Activity: Using the records below, give the number of lines where the word "icon" appears, with no further output.

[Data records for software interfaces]
_____
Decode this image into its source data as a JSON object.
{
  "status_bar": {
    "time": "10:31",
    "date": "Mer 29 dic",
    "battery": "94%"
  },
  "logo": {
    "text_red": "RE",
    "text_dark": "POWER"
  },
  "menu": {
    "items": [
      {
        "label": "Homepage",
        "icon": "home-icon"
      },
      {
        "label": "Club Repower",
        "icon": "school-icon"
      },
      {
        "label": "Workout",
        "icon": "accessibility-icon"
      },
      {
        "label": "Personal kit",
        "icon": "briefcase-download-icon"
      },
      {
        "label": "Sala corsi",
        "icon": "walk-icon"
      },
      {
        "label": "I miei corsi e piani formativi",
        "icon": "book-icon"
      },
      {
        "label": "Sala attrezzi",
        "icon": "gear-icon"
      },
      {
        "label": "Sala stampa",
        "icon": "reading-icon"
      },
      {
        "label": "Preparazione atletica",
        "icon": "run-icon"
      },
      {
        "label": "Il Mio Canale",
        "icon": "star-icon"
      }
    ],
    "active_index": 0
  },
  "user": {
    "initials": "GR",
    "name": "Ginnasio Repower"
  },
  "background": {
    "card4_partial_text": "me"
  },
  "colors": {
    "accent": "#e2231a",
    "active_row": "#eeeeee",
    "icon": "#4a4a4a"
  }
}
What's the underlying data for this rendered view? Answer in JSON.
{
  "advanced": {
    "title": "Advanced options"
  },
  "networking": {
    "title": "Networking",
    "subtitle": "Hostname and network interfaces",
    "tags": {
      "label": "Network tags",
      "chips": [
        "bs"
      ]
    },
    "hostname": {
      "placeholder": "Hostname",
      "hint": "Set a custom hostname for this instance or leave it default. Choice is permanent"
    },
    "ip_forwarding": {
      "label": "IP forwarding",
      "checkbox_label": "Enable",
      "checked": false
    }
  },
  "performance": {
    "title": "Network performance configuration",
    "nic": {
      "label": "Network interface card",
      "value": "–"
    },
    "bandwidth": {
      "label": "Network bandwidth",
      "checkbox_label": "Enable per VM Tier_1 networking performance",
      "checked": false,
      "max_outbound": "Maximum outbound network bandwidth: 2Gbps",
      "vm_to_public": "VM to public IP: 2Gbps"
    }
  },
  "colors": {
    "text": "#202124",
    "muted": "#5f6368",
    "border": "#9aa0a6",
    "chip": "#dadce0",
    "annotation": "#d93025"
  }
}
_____
Solved problem: 11